* [WHAT NEEDS TO BE DONE] Repeat every entry in the listing below, exactly.

* [EXTRACTED INFORMATION]
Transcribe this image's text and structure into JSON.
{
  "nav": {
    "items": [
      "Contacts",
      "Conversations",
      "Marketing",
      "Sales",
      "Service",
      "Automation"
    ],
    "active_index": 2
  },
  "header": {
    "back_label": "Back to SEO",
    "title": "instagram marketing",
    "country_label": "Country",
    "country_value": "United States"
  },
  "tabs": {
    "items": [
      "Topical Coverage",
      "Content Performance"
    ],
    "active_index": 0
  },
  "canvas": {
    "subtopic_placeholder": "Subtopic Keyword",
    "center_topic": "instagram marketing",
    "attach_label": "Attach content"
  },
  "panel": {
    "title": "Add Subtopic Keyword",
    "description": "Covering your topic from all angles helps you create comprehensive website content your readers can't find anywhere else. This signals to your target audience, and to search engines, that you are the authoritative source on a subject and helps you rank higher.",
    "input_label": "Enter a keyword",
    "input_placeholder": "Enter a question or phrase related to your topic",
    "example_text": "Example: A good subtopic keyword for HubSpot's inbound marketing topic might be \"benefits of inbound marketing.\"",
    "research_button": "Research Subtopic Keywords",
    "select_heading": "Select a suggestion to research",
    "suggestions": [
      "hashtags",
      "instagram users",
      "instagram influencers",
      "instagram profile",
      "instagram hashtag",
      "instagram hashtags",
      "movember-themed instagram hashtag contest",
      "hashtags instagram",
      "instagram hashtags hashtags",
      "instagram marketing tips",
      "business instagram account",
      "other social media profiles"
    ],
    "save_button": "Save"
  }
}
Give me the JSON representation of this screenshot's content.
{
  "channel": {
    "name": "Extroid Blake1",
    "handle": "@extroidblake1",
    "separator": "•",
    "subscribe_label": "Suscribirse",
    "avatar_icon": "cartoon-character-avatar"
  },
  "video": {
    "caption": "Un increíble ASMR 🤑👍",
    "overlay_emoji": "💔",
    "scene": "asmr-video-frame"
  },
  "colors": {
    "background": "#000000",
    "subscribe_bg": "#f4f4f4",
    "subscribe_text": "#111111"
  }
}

* [RESPONSE BELOW]
Transcribe this image's text and structure into JSON.
{
  "nav": {
    "items": [
      "Contacts",
      "Conversations",
      "Marketing",
      "Sales",
      "Service",
      "Automation"
    ],
    "active_index": 2
  },
  "header": {
    "back_label": "Back to SEO",
    "title": "instagram marketing",
    "country_label": "Country",
    "country_value": "United States"
  },
  "tabs": {
    "items": [
      "Topical Coverage",
      "Content Performance"
    ],
    "active_index": 0
  },
  "canvas": {
    "subtopic_placeholder": "Subtopic Keyword",
    "center_topic": "instagram marketing",
    "attach_label": "Attach content"
  },
  "panel": {
    "title": "Add Subtopic Keyword",
    "description": "Covering your topic from all angles helps you create comprehensive website content your readers can't find anywhere else. This signals to your target audience, and to search engines, that you are the authoritative source on a subject and helps you rank higher.",
    "input_label": "Enter a keyword",
    "input_placeholder": "Enter a question or phrase related to your topic",
    "example_text": "Example: A good subtopic keyword for HubSpot's inbound marketing topic might be \"benefits of inbound marketing.\"",
    "research_button": "Research Subtopic Keywords",
    "select_heading": "Select a suggestion to research",
    "suggestions": [
      "hashtags",
      "instagram users",
      "instagram influencers",
      "instagram profile",
      "instagram hashtag",
      "instagram hashtags",
      "movember-themed instagram hashtag contest",
      "hashtags instagram",
      "instagram hashtags hashtags",
      "instagram marketing tips",
      "business instagram account",
      "other social media profiles"
    ],
    "save_button": "Save"
  }
}
Give me the JSON representation of this screenshot's content.
{
  "channel": {
    "name": "Extroid Blake1",
    "handle": "@extroidblake1",
    "separator": "•",
    "subscribe_label": "Suscribirse",
    "avatar_icon": "cartoon-character-avatar"
  },
  "video": {
    "caption": "Un increíble ASMR 🤑👍",
    "overlay_emoji": "💔",
    "scene": "asmr-video-frame"
  },
  "colors": {
    "background": "#000000",
    "subscribe_bg": "#f4f4f4",
    "subscribe_text": "#111111"
  }
}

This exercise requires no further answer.